“I do not say it is so; but you will do well to consider whether it is so or not, and to regulate your behaviour accordingly. I think your manners to him encouraging. I speak as a friend, Emma. You had better look about you, and ascertain what you do, and what you mean to do.”

“I thank you; but I assure you you are quite mistaken. Mr. Elton and I are very good friends,


and nothing more;” and she walked on, amusing herself in the consideration of the blunders which often arise from a partial knowledge of circumstances, of the mistakes which people of high pretentions to judgement are for ever falling into; and not very well pleased with her brother for imagining her blind and ignorant, and in want of counsel. He said no more.
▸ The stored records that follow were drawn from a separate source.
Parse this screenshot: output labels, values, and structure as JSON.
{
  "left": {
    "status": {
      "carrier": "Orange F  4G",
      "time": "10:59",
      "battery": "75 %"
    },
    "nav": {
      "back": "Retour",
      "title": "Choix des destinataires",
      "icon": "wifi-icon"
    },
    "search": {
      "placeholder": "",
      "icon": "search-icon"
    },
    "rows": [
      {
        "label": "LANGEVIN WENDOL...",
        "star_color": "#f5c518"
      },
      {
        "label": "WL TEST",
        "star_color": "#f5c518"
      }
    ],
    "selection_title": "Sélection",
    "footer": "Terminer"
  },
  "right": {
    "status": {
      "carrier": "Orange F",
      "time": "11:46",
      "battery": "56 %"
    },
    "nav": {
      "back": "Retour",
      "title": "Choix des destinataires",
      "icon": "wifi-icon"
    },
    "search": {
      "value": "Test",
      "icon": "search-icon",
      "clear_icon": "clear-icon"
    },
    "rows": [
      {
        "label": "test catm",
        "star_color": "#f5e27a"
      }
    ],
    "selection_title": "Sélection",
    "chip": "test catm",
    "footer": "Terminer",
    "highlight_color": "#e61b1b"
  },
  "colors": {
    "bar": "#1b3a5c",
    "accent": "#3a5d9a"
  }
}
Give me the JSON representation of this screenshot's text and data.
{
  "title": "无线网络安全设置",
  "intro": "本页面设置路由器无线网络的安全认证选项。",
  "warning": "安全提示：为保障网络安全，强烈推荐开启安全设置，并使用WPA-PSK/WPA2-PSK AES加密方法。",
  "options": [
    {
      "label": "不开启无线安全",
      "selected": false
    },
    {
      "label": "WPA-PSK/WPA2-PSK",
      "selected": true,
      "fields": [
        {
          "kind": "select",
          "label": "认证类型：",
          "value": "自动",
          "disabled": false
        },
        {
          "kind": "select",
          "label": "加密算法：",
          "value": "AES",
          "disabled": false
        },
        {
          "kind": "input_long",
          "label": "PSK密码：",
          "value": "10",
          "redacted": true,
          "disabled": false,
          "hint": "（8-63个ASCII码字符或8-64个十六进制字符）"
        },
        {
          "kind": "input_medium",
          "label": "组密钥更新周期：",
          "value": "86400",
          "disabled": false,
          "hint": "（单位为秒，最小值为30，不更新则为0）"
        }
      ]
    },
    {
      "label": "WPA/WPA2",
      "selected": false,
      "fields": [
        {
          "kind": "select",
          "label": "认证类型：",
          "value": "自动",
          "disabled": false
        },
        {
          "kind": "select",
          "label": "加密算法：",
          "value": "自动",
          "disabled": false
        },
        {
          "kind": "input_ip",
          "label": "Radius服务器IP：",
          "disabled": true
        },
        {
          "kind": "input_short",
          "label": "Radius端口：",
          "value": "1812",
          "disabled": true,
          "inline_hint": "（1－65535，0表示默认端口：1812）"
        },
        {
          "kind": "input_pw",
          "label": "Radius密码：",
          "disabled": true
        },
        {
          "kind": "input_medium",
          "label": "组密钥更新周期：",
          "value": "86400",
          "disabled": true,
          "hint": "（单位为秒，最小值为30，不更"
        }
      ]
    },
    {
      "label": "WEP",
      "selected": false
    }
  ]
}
Mr. Woodhouse had so completely made up his mind to the visit, that in spite of the increasing coldness he seemed to have no idea of shrinking from it, and set forward at last most punctually with his eldest daughter in his own carriage, with less apparent consciousness of the weather than either of the others; too full of the wonder of his own going, and the pleasure it was to afford at Randalls to see that it was cold, and too well wrapt up to feel it. The cold, however, was severe; and by the time the second carriage was in motion, a few flakes of snow were finding their way down, and the sky had the appearance of being so over-charged as to want only a milder air to produce a very white world in a very short time.

Emma soon saw that her companion was not in the happiest humour. The preparing and the going abroad in such weather, with the sacrifice of his children after dinner, were evils, were disagreeables at least, which Mr. John Knightley did not by any means like; he anticipated nothing in the visit that could be at all worth the purchase ; and the whole of their drive to the Vicarage was spent by him in expressing his discontent.

“A man,” said he, “must have a very good opinion of himself when he asks people to leave their own fire-side, and encounter such a day as this, for the sake of coming to see him. He must think himself a most agreeable fellow ; I could not do such a thing. It is the greatest absurdity—Actually snowing at